If you want the basic mead, a traditional (or show) mead is made with honey, water, and yeast – that’s it. Don’t be fooled into thinking this means all traditional meads taste the same, though; many beers are brewed with the same types of yeasts and grains, but taste very different due to variations in the fermenting time, temperature, and so on. Also, the many honey varietals that result from bees pollinating different types of flowers means that no two batches will taste the same.

Braggot: just add grains
For those who are craft beer fanatics, braggots offer a unique option. Braggots are made with malted grains, and are essentially a cross between craft beer and mead. You can find as many varieties of braggots as you can beers! Whether you prefer a good stout or a light IPA, a mead maker has probably produced it.

Metheglin: spices and herbs make medicine
It’s no accident that metheglin sounds like the word medicine – when herbs and spices were used as medicines, they were added to mead to make it go down smoother! Now, they’re added to improve the taste of mead rather than the other way around.
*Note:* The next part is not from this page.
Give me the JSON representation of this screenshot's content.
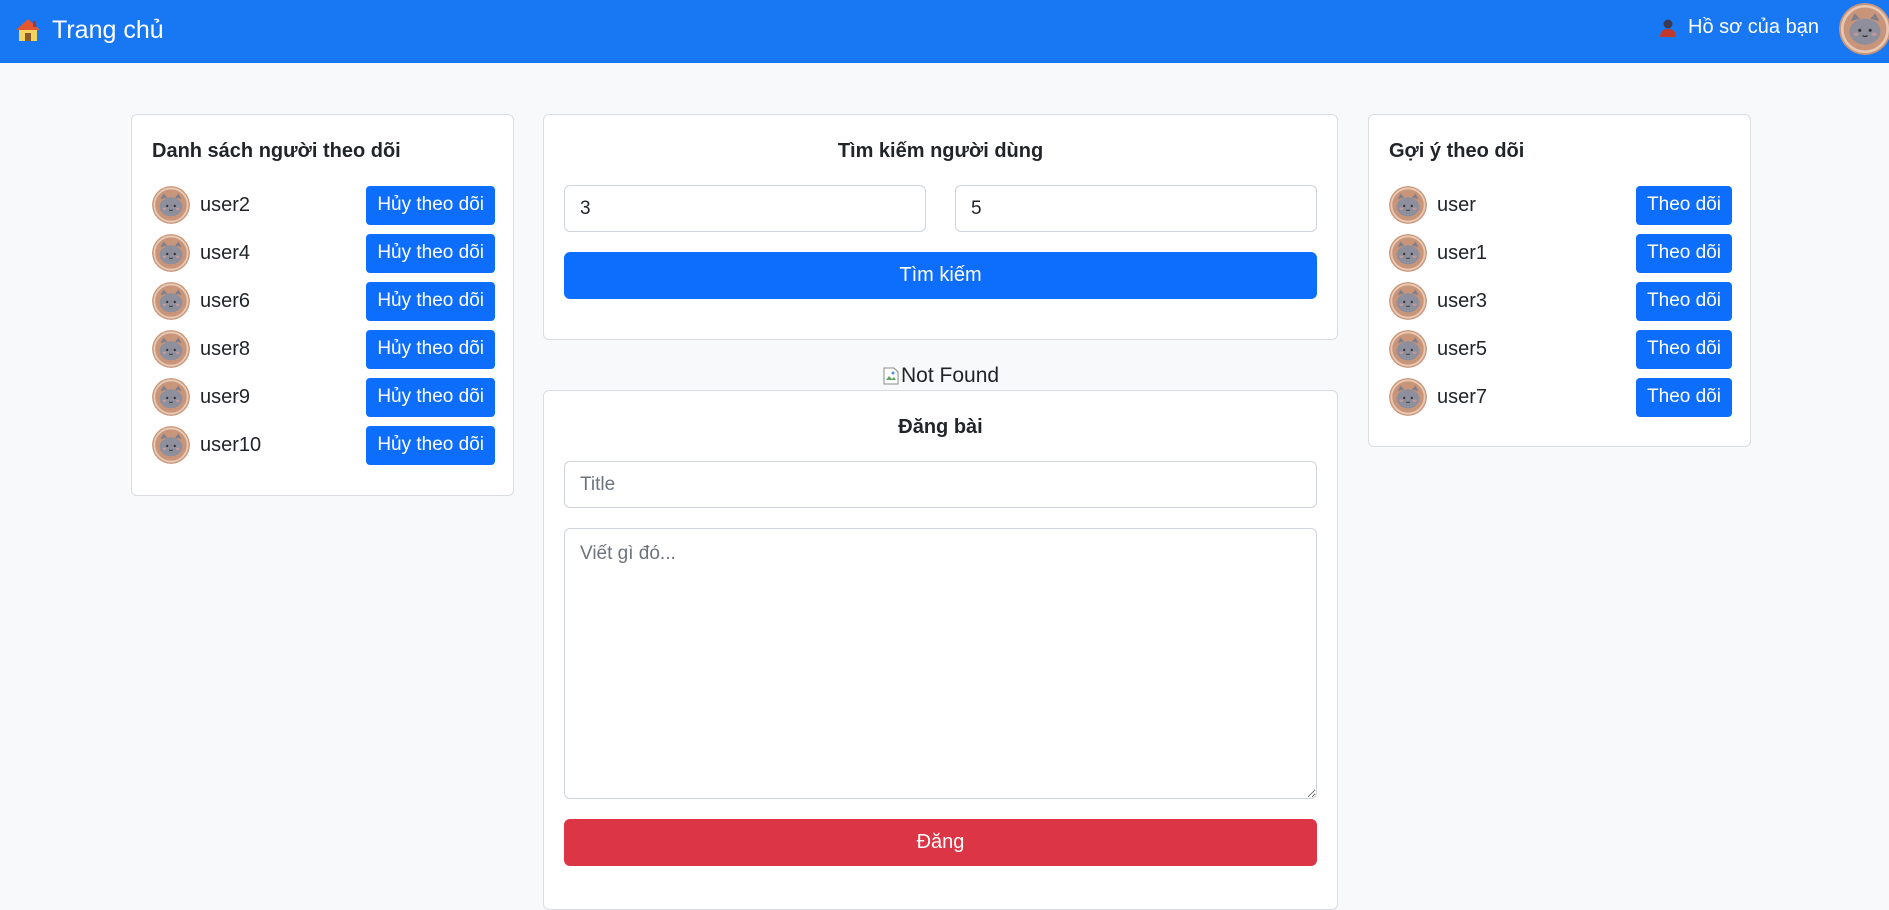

Melomel: as many meads as there are fruits
The definition of melomel mead is that it’s made with fruits or fruit juices. This category is extremely broad, and it includes many other types of mead. For example, pyments are made with grapes or grape juice, cysers with apples or apple juice, and black mead with blackcurrants. There are also specific categories for certain meads that might seem to fall into more than one category; for example, rather than calling a grape-based mead with spices a pyment metheglin, these meads are known as hippocras. You could drink many different melomel meads and never taste the same mead flavour twice!

Other types: hot peppers, maple syrup, and more
There are still more categories of mead that aren’t covered by the traditional categories, and they are known by their own names. For example, capsicumel or capsimel mead is made with hot peppers, and acerglyn is the name for maple syrup-sweetened meads.

Similar to wine, beer, and other fermented beverages, meads are available in a variety of flavours for all occasions and palates. If you’re curious about mead, try a few different types of mead to figure out which ones you prefer. You can find mead in local meaderies, buy mead online from Canadian meaderies, or even purchase some meads from US-based or international mead makers.